Pure Storage commissioned research reveals Australian sustainability managers are in the dark about reducing data centre energy consumption.
Pure Storage, a pioneer in data storage technology and services, in partnership with The University of Technology Sydney's (UTS) Institute for Sustainable Futures (ISF), released a report which revealed an alarming lack of engagement from Australian businesses about the growing level of carbon emissions caused by IT and data centres.
The report "IT and Data Centre Sustainability in Australia" details attitudes among over 100 sustainability managers surveyed in April and May this year.
The report exposes the reality that whilst sustainability managers believe they can't meet their sustainability goals without reducing IT and data centre energy use, they don't have the detailed data to make decisions.
The research highlighted that technology plays a critical, growing role in driving sustainability initiatives: 77% of respondents agreed that organisations cannot reach their sustainability goals without significantly reducing IT and data centre energy usage.
Furthermore, the role of IT and data centres in sustainability is still low: Over 70% of respondent organisations had sustainability of data centres on their radar, but only 9% were fully considering it.
15% of respondents indicated sustainability issues were a critical consideration for their organisation in procurement for data centre service providers. 29% of respondents' organisations did not consider data centre energy consumption. 22% of respondents thought their organisation pays sufficient attention to data centre energy consumption.
The research further suggests that data centre operators must improve the quality of sustainability-related data: Only 5% of respondents felt that the quality of sustainability-related data received from data centre service operators was detailed enough. 46% of respondents were receiving no sustainability-related data. 59% of respondents had insufficient or no, sustainability-related data from data centre service operators.
IT and data centres contribute approximately 1% of global electricity consumption and up to 2% of global carbon emissions (equivalent to the airline industry). According to the International Energy Agency, data centres and transmission networks accounted for 0.9% of global energy-related greenhouse gas (GHG) emissions.
The growth in demand for data, including artificial intelligence, can potentially increase the energy consumption of data centre services.
Australia is one of the most densely served economies by data centres per capita, and revenue in the data centre market is forecasted in Australia to pass USD $5 billion in 2023, with multi-billion dollar long-term investment commitments made by some large providers.
Australia is considered a global hub for data centre investments due partly to geopolitical, data sovereignty and geographical factors.

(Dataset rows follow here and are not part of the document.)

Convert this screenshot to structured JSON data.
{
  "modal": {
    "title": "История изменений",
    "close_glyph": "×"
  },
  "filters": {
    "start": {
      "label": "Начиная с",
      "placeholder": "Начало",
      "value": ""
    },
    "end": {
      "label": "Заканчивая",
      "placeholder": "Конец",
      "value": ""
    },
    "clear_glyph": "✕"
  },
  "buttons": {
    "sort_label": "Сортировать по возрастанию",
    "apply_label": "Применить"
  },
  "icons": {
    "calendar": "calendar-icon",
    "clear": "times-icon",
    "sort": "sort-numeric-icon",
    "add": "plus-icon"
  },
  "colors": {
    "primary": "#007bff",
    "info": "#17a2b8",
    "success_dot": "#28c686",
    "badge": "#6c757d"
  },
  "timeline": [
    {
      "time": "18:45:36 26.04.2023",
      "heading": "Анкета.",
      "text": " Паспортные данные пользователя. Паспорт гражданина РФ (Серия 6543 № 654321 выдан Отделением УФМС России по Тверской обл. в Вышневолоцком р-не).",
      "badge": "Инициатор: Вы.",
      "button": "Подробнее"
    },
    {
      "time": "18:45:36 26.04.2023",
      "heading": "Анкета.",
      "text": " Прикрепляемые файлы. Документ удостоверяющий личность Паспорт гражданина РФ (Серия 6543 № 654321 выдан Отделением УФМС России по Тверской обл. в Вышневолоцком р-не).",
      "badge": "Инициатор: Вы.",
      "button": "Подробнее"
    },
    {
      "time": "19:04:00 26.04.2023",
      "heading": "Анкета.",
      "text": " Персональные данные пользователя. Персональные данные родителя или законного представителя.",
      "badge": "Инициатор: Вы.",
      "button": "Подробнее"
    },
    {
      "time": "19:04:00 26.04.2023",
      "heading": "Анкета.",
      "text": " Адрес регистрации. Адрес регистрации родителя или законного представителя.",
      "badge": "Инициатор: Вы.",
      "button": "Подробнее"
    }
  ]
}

The market is forecasted to grow at a CAGR of 4.5% to reach USD $6 billion by 2027.
The rapid growth of Australia's data centre industry comes at a time of increasing climate risks and an unprecedented level of focus from regulators, consumers and investors on how companies reduce emissions.
Purestorage says It should therefore be concerned that Australian organisations appear not to be taking the steps necessary to consider data centre and IT-related emissions when managing their environmental, social and governance (ESG) and carbon emissions reduction programs.
As data centre-related energy demands rise, Purestorage says that Australian businesses and policymakers need to avoid adding to the instability of the country's energy grid, as has been the case in other jurisdictions with a high density of data centre penetration.
Rob Lee, Chief Technology Officer, Pure Storage, says: "With data continuing to grow, energy and space efficiency must play a stronger role in IT and data centre technology selection. IT leaders can and should play a bigger role in their organisation's sustainability initiatives by improving their data storage strategies."
Gordon Noble, Research Director, Business, Economy and Governance, ISF and author of the report IT and Data Centre Sustainability in Australia, says: "Data Centres are exposed to significant ESG risks that have largely escaped the attention of investors and sustainability managers."
"Improved awareness of data centre sustainability is urgent as we move into a new era where businesses rely even more heavily on data in their businesses and depend on energy and cooling intensive data centres."
"There are real and increasing risks for investors, and regulators around uncertainty over how companies manage, account for, and act to reduce their emissions."
"With the use of data growing ever more exponentially, including with AI and data centres, it is important that organisations recognise the role their IT and data centres are playing in their emissions footprint. There are also implications for government policy makers," says Noble.
Amy Rushall, Area Vice President, Australia & New Zealand, Pure Storage, says: "This report is a wakeup call for both government and private enterprises in Australia that more attention needs to be paid to energy consumption in data centres. The pace of technology adoption will continue to accelerate, but this should not compromise our attention to the environment."